» **PROBLEM TO WORK ON**
From the data that follows, copy every line holding the string "Microsoft".

» **EXERCISE INPUT**
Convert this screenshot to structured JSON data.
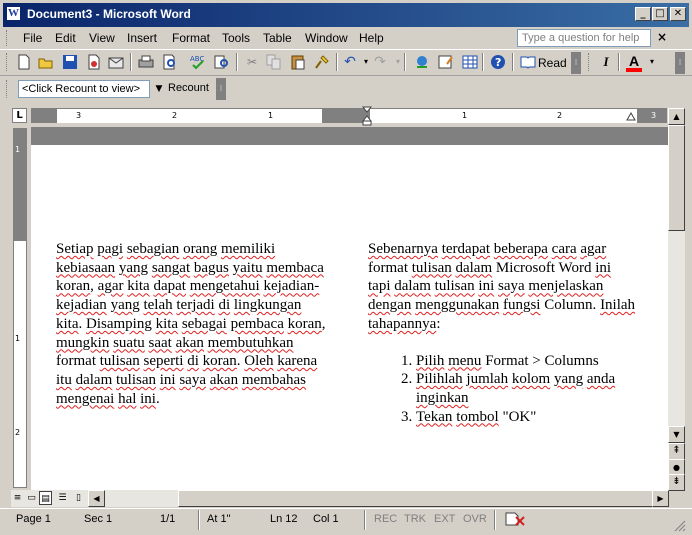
{
  "window": {
    "title": "Document3 - Microsoft Word",
    "app_icon_letter": "W"
  },
  "caption_buttons": {
    "minimize": "_",
    "maximize": "□",
    "close": "✕"
  },
  "menubar": {
    "items": [
      "File",
      "Edit",
      "View",
      "Insert",
      "Format",
      "Tools",
      "Table",
      "Window",
      "Help"
    ],
    "help_placeholder": "Type a question for help",
    "doc_close": "×"
  },
  "toolbar_standard": {
    "read_label": "Read",
    "font_color_letter": "A",
    "italic_letter": "I"
  },
  "toolbar_wordcount": {
    "view_placeholder": "<Click Recount to view>",
    "recount_label": "Recount"
  },
  "ruler": {
    "tab_selector": "L",
    "marks": [
      "3",
      "2",
      "1",
      "1",
      "2",
      "3"
    ]
  },
  "document": {
    "column1": [
      {
        "t": "Setiap",
        "s": true
      },
      {
        "t": " ",
        "s": false
      },
      {
        "t": "pagi",
        "s": true
      },
      {
        "t": " ",
        "s": false
      },
      {
        "t": "sebagian",
        "s": true
      },
      {
        "t": " ",
        "s": false
      },
      {
        "t": "orang",
        "s": true
      },
      {
        "t": " ",
        "s": false
      },
      {
        "t": "memiliki",
        "s": true
      },
      {
        "t": " ",
        "s": false
      },
      {
        "t": "kebiasaan",
        "s": true
      },
      {
        "t": " ",
        "s": false
      },
      {
        "t": "yang",
        "s": true
      },
      {
        "t": " ",
        "s": false
      },
      {
        "t": "sangat",
        "s": true
      },
      {
        "t": " ",
        "s": false
      },
      {
        "t": "bagus",
        "s": true
      },
      {
        "t": " ",
        "s": false
      },
      {
        "t": "yaitu",
        "s": true
      },
      {
        "t": " ",
        "s": false
      },
      {
        "t": "membaca",
        "s": true
      },
      {
        "t": " ",
        "s": false
      },
      {
        "t": "koran",
        "s": true
      },
      {
        "t": ", ",
        "s": false
      },
      {
        "t": "agar",
        "s": true
      },
      {
        "t": " ",
        "s": false
      },
      {
        "t": "kita",
        "s": true
      },
      {
        "t": " ",
        "s": false
      },
      {
        "t": "dapat",
        "s": true
      },
      {
        "t": " ",
        "s": false
      },
      {
        "t": "mengetahui",
        "s": true
      },
      {
        "t": " ",
        "s": false
      },
      {
        "t": "kejadian-kejadian",
        "s": true
      },
      {
        "t": " ",
        "s": false
      },
      {
        "t": "yang",
        "s": true
      },
      {
        "t": " ",
        "s": false
      },
      {
        "t": "telah",
        "s": true
      },
      {
        "t": " ",
        "s": false
      },
      {
        "t": "terjadi",
        "s": true
      },
      {
        "t": " ",
        "s": false
      },
      {
        "t": "di",
        "s": true
      },
      {
        "t": " ",
        "s": false
      },
      {
        "t": "lingkungan",
        "s": true
      },
      {
        "t": " ",
        "s": false
      },
      {
        "t": "kita",
        "s": true
      },
      {
        "t": ". ",
        "s": false
      },
      {
        "t": "Disamping",
        "s": true
      },
      {
        "t": " ",
        "s": false
      },
      {
        "t": "kita",
        "s": true
      },
      {
        "t": " ",
        "s": false
      },
      {
        "t": "sebagai",
        "s": true
      },
      {
        "t": " ",
        "s": false
      },
      {
        "t": "pembaca",
        "s": true
      },
      {
        "t": " ",
        "s": false
      },
      {
        "t": "koran",
        "s": true
      },
      {
        "t": ", ",
        "s": false
      },
      {
        "t": "mungkin",
        "s": true
      },
      {
        "t": " ",
        "s": false
      },
      {
        "t": "suatu",
        "s": true
      },
      {
        "t": " ",
        "s": false
      },
      {
        "t": "saat",
        "s": true
      },
      {
        "t": " ",
        "s": false
      },
      {
        "t": "akan",
        "s": true
      },
      {
        "t": " ",
        "s": false
      },
      {
        "t": "membutuhkan",
        "s": true
      },
      {
        "t": " format ",
        "s": false
      },
      {
        "t": "tulisan",
        "s": true
      },
      {
        "t": " ",
        "s": false
      },
      {
        "t": "seperti",
        "s": true
      },
      {
        "t": " ",
        "s": false
      },
      {
        "t": "di",
        "s": true
      },
      {
        "t": " ",
        "s": false
      },
      {
        "t": "koran",
        "s": true
      },
      {
        "t": ". ",
        "s": false
      },
      {
        "t": "Oleh",
        "s": true
      },
      {
        "t": " ",
        "s": false
      },
      {
        "t": "karena",
        "s": true
      },
      {
        "t": " ",
        "s": false
      },
      {
        "t": "itu",
        "s": true
      },
      {
        "t": " ",
        "s": false
      },
      {
        "t": "dalam",
        "s": true
      },
      {
        "t": " ",
        "s": false
      },
      {
        "t": "tulisan",
        "s": true
      },
      {
        "t": " ",
        "s": false
      },
      {
        "t": "ini",
        "s": true
      },
      {
        "t": " ",
        "s": false
      },
      {
        "t": "saya",
        "s": true
      },
      {
        "t": " ",
        "s": false
      },
      {
        "t": "akan",
        "s": true
      },
      {
        "t": " ",
        "s": false
      },
      {
        "t": "membahas",
        "s": true
      },
      {
        "t": " ",
        "s": false
      },
      {
        "t": "mengenai",
        "s": true
      },
      {
        "t": " ",
        "s": false
      },
      {
        "t": "hal",
        "s": true
      },
      {
        "t": " ",
        "s": false
      },
      {
        "t": "ini",
        "s": true
      },
      {
        "t": ".",
        "s": false
      }
    ],
    "column2": [
      {
        "t": "Sebenarnya",
        "s": true
      },
      {
        "t": " ",
        "s": false
      },
      {
        "t": "terdapat",
        "s": true
      },
      {
        "t": " ",
        "s": false
      },
      {
        "t": "beberapa",
        "s": true
      },
      {
        "t": " ",
        "s": false
      },
      {
        "t": "cara",
        "s": true
      },
      {
        "t": " ",
        "s": false
      },
      {
        "t": "agar",
        "s": true
      },
      {
        "t": " ",
        "s": false
      },
      {
        "t": "format ",
        "s": false
      },
      {
        "t": "tulisan",
        "s": true
      },
      {
        "t": " ",
        "s": false
      },
      {
        "t": "dalam",
        "s": true
      },
      {
        "t": " Microsoft Word ",
        "s": false
      },
      {
        "t": "ini",
        "s": true
      },
      {
        "t": " ",
        "s": false
      },
      {
        "t": "tapi",
        "s": true
      },
      {
        "t": " ",
        "s": false
      },
      {
        "t": "dalam",
        "s": true
      },
      {
        "t": " ",
        "s": false
      },
      {
        "t": "tulisan",
        "s": true
      },
      {
        "t": " ",
        "s": false
      },
      {
        "t": "ini",
        "s": true
      },
      {
        "t": " ",
        "s": false
      },
      {
        "t": "saya",
        "s": true
      },
      {
        "t": " ",
        "s": false
      },
      {
        "t": "menjelaskan",
        "s": true
      },
      {
        "t": " ",
        "s": false
      },
      {
        "t": "dengan",
        "s": true
      },
      {
        "t": " ",
        "s": false
      },
      {
        "t": "menggunakan",
        "s": true
      },
      {
        "t": " ",
        "s": false
      },
      {
        "t": "fungsi",
        "s": true
      },
      {
        "t": " Column. ",
        "s": false
      },
      {
        "t": "Inilah",
        "s": true
      },
      {
        "t": " ",
        "s": false
      },
      {
        "t": "tahapannya",
        "s": true
      },
      {
        "t": ":",
        "s": false
      }
    ],
    "steps": [
      [
        {
          "t": "Pilih",
          "s": true
        },
        {
          "t": " ",
          "s": false
        },
        {
          "t": "menu",
          "s": true
        },
        {
          "t": " Format > Columns",
          "s": false
        }
      ],
      [
        {
          "t": "Pilihlah",
          "s": true
        },
        {
          "t": " ",
          "s": false
        },
        {
          "t": "jumlah",
          "s": true
        },
        {
          "t": " ",
          "s": false
        },
        {
          "t": "kolom",
          "s": true
        },
        {
          "t": " ",
          "s": false
        },
        {
          "t": "yang",
          "s": true
        },
        {
          "t": " ",
          "s": false
        },
        {
          "t": "anda",
          "s": true
        },
        {
          "t": " ",
          "s": false
        },
        {
          "t": "inginkan",
          "s": true
        }
      ],
      [
        {
          "t": "Tekan",
          "s": true
        },
        {
          "t": " ",
          "s": false
        },
        {
          "t": "tombol",
          "s": true
        },
        {
          "t": " \"OK\"",
          "s": false
        }
      ]
    ]
  },
  "statusbar": {
    "page": "Page 1",
    "sec": "Sec 1",
    "pages": "1/1",
    "at": "At 1\"",
    "ln": "Ln 12",
    "col": "Col 1",
    "rec": "REC",
    "trk": "TRK",
    "ext": "EXT",
    "ovr": "OVR"
  },
  "colors": {
    "titlebar_start": "#0a246a",
    "titlebar_end": "#3a6ea5",
    "chrome": "#d4d0c8",
    "squiggle": "#e02020",
    "font_color_bar": "#ff0000"
  }
}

» **WRITTEN RESPONSE**
    "title": "Document3 - Microsoft Word",
        "t": " Microsoft Word ",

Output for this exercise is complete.